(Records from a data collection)
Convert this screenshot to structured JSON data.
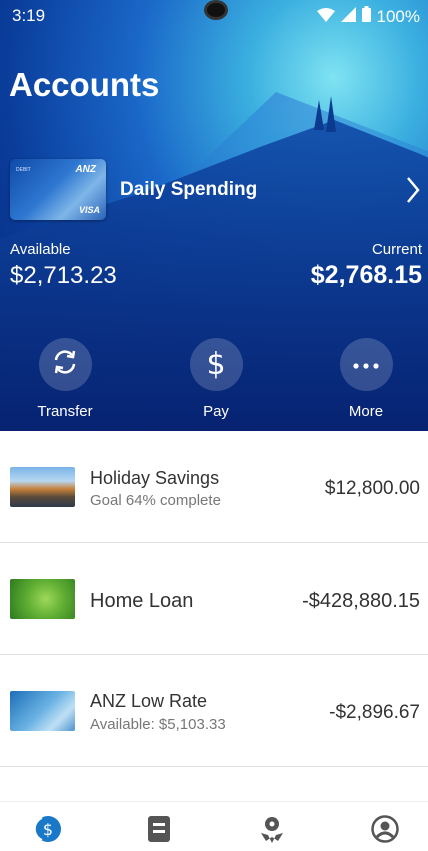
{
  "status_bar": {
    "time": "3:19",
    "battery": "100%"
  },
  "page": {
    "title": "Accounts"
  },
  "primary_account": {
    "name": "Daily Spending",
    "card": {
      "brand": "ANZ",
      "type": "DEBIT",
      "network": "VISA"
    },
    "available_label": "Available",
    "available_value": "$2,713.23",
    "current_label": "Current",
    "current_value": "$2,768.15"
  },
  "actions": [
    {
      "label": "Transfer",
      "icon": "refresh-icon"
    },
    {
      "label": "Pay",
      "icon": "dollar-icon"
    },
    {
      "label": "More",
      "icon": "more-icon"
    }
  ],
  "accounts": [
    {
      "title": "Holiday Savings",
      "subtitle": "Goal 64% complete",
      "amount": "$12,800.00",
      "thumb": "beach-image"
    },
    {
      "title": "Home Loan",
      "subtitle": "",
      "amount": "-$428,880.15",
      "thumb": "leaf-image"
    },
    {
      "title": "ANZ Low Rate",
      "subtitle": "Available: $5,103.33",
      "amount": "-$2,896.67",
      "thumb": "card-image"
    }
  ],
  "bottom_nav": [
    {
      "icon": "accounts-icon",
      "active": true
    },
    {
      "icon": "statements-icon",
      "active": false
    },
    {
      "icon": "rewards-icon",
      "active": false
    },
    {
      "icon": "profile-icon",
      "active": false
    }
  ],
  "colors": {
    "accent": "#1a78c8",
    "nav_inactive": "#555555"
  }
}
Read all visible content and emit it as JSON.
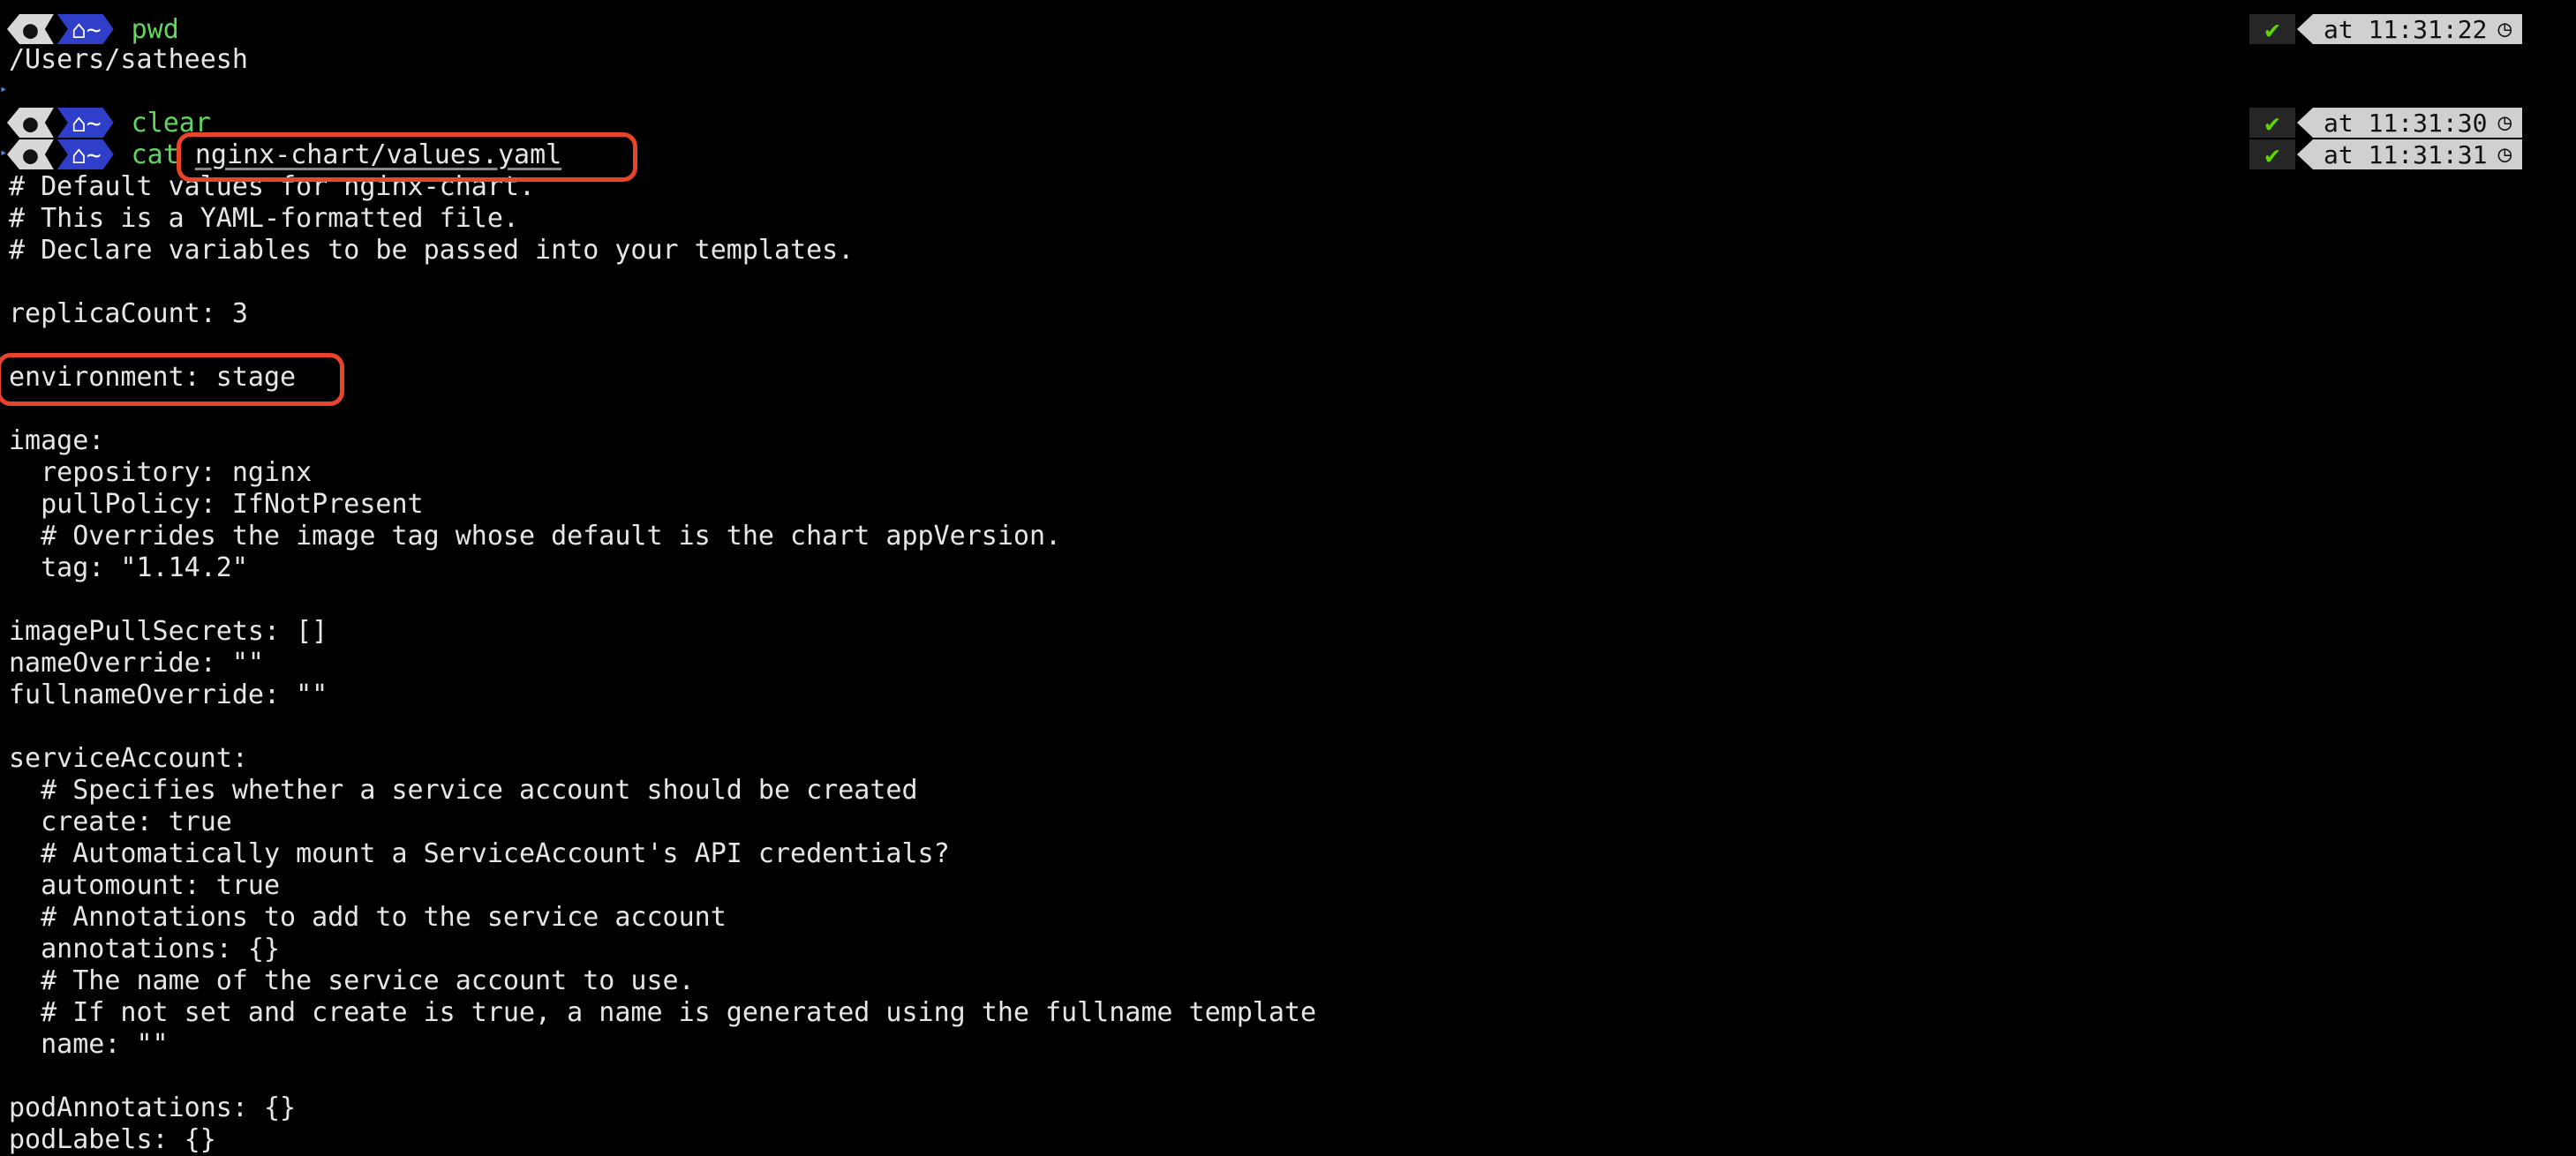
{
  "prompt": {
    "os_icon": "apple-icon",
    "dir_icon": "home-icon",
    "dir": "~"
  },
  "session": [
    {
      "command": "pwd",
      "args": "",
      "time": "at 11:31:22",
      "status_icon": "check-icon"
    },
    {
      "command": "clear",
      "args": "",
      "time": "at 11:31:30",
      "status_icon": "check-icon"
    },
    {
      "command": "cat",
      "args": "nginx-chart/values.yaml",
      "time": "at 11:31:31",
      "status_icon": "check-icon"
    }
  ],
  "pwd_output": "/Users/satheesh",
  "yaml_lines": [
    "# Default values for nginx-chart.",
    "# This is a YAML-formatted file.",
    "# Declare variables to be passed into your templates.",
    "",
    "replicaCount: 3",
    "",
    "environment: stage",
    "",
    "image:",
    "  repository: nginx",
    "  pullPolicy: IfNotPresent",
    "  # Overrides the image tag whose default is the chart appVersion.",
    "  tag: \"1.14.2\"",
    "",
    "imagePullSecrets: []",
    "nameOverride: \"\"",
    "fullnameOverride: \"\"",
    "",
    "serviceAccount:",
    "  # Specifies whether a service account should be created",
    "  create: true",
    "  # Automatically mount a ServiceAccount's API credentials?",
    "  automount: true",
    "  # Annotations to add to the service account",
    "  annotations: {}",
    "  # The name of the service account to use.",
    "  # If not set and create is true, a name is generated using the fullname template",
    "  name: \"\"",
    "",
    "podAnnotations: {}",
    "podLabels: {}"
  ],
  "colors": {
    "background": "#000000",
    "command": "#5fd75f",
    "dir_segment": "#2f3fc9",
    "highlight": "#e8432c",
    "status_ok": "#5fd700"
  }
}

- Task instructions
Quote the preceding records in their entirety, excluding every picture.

- Answer below
Convert this screenshot to structured JSON data.
{
  "status_bar": {
    "time": "3:19",
    "battery": "100%"
  },
  "page": {
    "title": "Accounts"
  },
  "primary_account": {
    "name": "Daily Spending",
    "card": {
      "brand": "ANZ",
      "type": "DEBIT",
      "network": "VISA"
    },
    "available_label": "Available",
    "available_value": "$2,713.23",
    "current_label": "Current",
    "current_value": "$2,768.15"
  },
  "actions": [
    {
      "label": "Transfer",
      "icon": "refresh-icon"
    },
    {
      "label": "Pay",
      "icon": "dollar-icon"
    },
    {
      "label": "More",
      "icon": "more-icon"
    }
  ],
  "accounts": [
    {
      "title": "Holiday Savings",
      "subtitle": "Goal 64% complete",
      "amount": "$12,800.00",
      "thumb": "beach-image"
    },
    {
      "title": "Home Loan",
      "subtitle": "",
      "amount": "-$428,880.15",
      "thumb": "leaf-image"
    },
    {
      "title": "ANZ Low Rate",
      "subtitle": "Available: $5,103.33",
      "amount": "-$2,896.67",
      "thumb": "card-image"
    }
  ],
  "bottom_nav": [
    {
      "icon": "accounts-icon",
      "active": true
    },
    {
      "icon": "statements-icon",
      "active": false
    },
    {
      "icon": "rewards-icon",
      "active": false
    },
    {
      "icon": "profile-icon",
      "active": false
    }
  ],
  "colors": {
    "accent": "#1a78c8",
    "nav_inactive": "#555555"
  }
}
Read all visible content and emit it as JSON.
{
  "prompt": {
    "os_icon": "apple-icon",
    "dir_icon": "home-icon",
    "dir": "~"
  },
  "session": [
    {
      "command": "pwd",
      "args": "",
      "time": "at 11:31:22",
      "status_icon": "check-icon"
    },
    {
      "command": "clear",
      "args": "",
      "time": "at 11:31:30",
      "status_icon": "check-icon"
    },
    {
      "command": "cat",
      "args": "nginx-chart/values.yaml",
      "time": "at 11:31:31",
      "status_icon": "check-icon"
    }
  ],
  "pwd_output": "/Users/satheesh",
  "yaml_lines": [
    "# Default values for nginx-chart.",
    "# This is a YAML-formatted file.",
    "# Declare variables to be passed into your templates.",
    "",
    "replicaCount: 3",
    "",
    "environment: stage",
    "",
    "image:",
    "  repository: nginx",
    "  pullPolicy: IfNotPresent",
    "  # Overrides the image tag whose default is the chart appVersion.",
    "  tag: \"1.14.2\"",
    "",
    "imagePullSecrets: []",
    "nameOverride: \"\"",
    "fullnameOverride: \"\"",
    "",
    "serviceAccount:",
    "  # Specifies whether a service account should be created",
    "  create: true",
    "  # Automatically mount a ServiceAccount's API credentials?",
    "  automount: true",
    "  # Annotations to add to the service account",
    "  annotations: {}",
    "  # The name of the service account to use.",
    "  # If not set and create is true, a name is generated using the fullname template",
    "  name: \"\"",
    "",
    "podAnnotations: {}",
    "podLabels: {}"
  ],
  "colors": {
    "background": "#000000",
    "command": "#5fd75f",
    "dir_segment": "#2f3fc9",
    "highlight": "#e8432c",
    "status_ok": "#5fd700"
  }
}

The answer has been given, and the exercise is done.